A group from St. John School of the Arts are heading to Hamilton. Over 200 people are going to Puerto Rico as part of a fundraiser for the school. USVI Correspondent Kellie Meyer sat down with the organizers to find out more.
When long-time St. John School of the Arts volunteer Ronnie Lee got word that Hamilton was coming to Puerto Rico, he knew he had to get the Virgin Islands involved.
“That very day I called the producer of Hamilton, Jeffery Seller and I said I would like to get 200 seats for St. John School of the Arts as a fundraiser. I guess the only way to say it to you and to those people in the Virgin Islands is the rest is history for us,” Lee said.
As a musical-legend himself, staring in the original West Side Story, Lee used his Broadway connections to get tickets for his SJSA Family. That money then would go back into the school to help it rebuild from 2017’s terrible storms. Executive Director Kim Wild said the investment will go a long way.
“There’s so many things in the infrastructure of the whole community that needs to be restored and for sure the arts programs need to be need to stay where they are we need to keep our doors open the arts are that important for the kids,” Wild added.
The lead in the play Alexander Hamilton left St. Croix in the Virgin Islands because of a hurricane. Lin Manual Miranda, creator of Hamilton, said in an interview on CBS that bringing it back to the Caribbean following the storms is bringing the play home. Miranda brought it to Puerto Rico as a way to raise money for the arts after they were hit with Hurricane Maria in 2017. Lee wanted to make sure that USVI arts weren’t forgotten in all the hype.

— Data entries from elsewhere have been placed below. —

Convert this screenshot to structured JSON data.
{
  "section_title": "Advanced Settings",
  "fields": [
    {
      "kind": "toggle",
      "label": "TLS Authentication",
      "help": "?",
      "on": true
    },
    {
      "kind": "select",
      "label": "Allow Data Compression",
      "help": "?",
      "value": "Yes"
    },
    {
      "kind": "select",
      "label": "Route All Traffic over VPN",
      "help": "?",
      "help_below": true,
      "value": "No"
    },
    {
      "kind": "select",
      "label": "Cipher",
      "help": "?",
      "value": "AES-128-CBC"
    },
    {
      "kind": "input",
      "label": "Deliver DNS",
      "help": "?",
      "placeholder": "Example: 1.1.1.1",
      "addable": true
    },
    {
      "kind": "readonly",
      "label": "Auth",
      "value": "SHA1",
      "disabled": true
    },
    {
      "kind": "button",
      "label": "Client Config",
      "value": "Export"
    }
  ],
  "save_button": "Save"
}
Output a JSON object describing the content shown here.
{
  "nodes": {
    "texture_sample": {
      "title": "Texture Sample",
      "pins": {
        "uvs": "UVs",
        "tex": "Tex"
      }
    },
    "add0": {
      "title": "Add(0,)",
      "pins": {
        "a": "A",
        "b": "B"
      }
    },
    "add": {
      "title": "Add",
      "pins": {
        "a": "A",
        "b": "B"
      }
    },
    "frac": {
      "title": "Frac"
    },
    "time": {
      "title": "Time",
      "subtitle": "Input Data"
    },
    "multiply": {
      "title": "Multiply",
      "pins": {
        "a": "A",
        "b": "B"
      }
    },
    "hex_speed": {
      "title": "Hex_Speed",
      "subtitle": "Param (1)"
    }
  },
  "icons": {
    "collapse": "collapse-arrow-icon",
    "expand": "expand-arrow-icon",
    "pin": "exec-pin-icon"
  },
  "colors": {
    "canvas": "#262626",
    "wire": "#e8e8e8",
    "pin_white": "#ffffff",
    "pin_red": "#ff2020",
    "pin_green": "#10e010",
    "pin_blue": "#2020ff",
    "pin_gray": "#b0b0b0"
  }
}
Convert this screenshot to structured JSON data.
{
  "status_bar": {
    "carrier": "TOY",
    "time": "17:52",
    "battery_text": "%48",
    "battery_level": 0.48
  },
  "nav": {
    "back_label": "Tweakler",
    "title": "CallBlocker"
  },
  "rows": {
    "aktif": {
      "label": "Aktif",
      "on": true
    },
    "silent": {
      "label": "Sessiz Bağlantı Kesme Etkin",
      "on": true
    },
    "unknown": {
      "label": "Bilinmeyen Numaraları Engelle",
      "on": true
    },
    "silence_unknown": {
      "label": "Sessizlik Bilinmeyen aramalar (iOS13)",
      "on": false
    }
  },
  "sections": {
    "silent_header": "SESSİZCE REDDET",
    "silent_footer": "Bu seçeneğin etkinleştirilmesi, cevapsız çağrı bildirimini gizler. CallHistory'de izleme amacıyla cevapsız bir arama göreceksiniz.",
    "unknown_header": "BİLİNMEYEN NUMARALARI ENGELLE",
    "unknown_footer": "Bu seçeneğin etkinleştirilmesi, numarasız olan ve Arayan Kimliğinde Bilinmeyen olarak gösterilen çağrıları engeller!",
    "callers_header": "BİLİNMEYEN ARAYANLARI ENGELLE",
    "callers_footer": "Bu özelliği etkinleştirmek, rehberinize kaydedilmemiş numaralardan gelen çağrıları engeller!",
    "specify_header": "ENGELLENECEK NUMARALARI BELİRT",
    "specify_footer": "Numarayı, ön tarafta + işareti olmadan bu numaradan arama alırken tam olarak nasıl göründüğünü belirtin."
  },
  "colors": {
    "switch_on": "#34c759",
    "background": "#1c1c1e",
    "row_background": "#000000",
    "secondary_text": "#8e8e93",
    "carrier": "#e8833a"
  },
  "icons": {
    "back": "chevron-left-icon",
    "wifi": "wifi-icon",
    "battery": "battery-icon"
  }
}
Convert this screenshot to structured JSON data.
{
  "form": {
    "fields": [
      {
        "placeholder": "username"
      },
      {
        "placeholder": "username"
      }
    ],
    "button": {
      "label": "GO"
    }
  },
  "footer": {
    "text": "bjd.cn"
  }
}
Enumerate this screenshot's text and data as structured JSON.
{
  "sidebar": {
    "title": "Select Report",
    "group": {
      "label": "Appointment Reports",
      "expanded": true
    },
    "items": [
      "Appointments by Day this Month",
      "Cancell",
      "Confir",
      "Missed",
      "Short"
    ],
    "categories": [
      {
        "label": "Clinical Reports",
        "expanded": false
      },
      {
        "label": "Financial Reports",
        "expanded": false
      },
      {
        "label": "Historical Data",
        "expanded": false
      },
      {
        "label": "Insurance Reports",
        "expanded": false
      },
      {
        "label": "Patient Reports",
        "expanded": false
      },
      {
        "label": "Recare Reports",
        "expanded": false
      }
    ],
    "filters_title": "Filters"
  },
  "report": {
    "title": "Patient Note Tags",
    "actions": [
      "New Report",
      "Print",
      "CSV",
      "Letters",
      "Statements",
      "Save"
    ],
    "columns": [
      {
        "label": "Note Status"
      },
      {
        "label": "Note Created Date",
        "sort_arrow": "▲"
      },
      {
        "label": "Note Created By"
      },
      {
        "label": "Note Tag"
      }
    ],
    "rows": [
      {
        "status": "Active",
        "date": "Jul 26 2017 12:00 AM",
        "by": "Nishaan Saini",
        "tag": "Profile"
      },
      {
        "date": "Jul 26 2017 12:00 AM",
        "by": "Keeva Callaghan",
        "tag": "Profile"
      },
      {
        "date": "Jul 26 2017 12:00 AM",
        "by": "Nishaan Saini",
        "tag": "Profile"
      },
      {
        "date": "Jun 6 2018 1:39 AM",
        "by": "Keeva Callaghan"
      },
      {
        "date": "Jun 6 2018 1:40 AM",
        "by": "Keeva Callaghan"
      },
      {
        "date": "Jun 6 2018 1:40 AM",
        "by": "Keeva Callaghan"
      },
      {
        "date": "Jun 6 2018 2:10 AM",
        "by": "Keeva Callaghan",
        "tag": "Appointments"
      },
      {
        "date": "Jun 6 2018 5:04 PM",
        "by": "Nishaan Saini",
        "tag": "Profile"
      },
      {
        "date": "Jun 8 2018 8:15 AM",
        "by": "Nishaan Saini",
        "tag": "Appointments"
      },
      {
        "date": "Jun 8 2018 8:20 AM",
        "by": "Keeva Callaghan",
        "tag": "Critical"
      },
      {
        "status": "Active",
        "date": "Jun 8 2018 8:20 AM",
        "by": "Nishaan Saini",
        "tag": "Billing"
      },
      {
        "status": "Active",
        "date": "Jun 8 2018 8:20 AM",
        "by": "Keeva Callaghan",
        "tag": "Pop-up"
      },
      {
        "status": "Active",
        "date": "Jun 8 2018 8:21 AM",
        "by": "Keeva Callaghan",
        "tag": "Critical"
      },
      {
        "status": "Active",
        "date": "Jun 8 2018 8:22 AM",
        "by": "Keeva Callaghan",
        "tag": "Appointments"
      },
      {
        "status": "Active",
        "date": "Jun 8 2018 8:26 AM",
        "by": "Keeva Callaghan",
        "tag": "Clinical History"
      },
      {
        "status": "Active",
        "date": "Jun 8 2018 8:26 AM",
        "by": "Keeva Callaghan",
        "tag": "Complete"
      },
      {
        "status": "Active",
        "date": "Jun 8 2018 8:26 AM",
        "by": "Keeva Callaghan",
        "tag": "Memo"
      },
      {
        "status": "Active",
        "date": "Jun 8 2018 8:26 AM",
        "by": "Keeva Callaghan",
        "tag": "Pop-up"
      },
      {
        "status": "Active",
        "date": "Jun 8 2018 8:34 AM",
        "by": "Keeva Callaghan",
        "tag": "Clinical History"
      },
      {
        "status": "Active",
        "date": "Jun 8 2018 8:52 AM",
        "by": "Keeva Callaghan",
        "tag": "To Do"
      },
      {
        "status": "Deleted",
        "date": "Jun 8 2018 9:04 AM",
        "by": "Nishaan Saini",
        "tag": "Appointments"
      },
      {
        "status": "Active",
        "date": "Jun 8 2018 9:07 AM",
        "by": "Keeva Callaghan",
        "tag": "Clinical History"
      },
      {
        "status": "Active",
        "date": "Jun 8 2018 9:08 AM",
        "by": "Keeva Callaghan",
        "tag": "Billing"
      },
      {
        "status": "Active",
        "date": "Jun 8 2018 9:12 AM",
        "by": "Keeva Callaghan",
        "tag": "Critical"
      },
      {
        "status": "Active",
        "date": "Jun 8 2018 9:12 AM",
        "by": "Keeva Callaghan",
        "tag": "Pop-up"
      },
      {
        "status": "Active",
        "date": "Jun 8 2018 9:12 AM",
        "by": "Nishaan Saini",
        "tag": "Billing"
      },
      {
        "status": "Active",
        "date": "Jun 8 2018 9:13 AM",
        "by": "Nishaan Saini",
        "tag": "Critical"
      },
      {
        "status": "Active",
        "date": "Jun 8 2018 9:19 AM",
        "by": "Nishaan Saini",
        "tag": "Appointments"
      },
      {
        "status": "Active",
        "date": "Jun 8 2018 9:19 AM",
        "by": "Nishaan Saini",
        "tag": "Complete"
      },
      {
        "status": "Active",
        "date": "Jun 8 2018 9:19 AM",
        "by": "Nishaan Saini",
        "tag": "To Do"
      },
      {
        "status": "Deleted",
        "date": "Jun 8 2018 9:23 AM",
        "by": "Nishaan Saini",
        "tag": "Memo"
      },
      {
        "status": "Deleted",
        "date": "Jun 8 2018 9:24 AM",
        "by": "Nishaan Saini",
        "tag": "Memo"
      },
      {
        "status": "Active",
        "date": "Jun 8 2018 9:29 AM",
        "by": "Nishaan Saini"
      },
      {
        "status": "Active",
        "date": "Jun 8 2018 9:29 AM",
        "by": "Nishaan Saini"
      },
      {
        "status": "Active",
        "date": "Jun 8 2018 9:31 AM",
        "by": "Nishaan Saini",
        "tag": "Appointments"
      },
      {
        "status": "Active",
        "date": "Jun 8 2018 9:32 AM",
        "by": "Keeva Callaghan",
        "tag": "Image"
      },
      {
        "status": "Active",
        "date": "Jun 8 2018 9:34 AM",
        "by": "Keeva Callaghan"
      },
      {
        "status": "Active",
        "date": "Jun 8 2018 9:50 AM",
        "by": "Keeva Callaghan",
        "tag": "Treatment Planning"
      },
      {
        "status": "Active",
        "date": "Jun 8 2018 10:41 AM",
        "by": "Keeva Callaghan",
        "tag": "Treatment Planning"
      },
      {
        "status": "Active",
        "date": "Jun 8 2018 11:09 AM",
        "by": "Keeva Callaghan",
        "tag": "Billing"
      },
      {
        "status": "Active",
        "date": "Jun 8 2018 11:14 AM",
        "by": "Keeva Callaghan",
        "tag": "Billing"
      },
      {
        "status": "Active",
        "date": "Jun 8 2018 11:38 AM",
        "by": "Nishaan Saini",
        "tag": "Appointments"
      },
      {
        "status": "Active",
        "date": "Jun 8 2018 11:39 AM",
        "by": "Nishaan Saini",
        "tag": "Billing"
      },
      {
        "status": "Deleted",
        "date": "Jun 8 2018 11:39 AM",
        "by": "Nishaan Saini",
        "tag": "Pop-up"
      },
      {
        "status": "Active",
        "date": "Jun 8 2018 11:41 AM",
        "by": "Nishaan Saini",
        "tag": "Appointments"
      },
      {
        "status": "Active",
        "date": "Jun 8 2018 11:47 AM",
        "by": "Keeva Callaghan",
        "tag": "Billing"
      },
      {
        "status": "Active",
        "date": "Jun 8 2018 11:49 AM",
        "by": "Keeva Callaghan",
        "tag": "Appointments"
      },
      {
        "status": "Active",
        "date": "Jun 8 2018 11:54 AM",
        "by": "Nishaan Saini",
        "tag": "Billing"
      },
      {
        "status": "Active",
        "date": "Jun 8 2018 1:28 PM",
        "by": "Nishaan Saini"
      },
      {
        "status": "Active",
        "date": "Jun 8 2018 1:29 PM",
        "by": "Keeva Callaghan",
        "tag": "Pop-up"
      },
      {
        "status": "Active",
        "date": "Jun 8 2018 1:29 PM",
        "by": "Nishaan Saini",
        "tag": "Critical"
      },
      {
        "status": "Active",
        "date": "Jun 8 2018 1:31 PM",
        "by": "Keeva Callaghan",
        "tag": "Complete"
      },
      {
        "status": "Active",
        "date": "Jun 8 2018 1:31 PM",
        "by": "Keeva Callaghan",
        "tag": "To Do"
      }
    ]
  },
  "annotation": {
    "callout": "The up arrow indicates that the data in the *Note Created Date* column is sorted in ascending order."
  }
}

“What I think we need to stress is that not only have our schools on St. John been decimated, the public school is operating out of temporary trailer classrooms which cover the ball field playground of school,” Lee added.
Lee said thanks to fundraising efforts like this one, the St. John School for the Arts will supply these schools with free arts education classes.
Since 1970 they have been bringing arts to the islands.
Its’ programs service over 500 students yearly with over half of the students being native Virgin Islanders.
Since the two category five hurricanes in 2017- the students have been on the challenging journey of recovery.
Wild said the music and the arts have been helping them on that path.
“It’s a healing process. It truly is amazing out of all of this destruction some of the most highlights of my life have come after the storms.”
Now with the help of music the school will be further on the path of recovery than ever before.
Lee tells us that this fundraiser is more than double the amount they have ever fundraised in the history of St. John School for the Arts.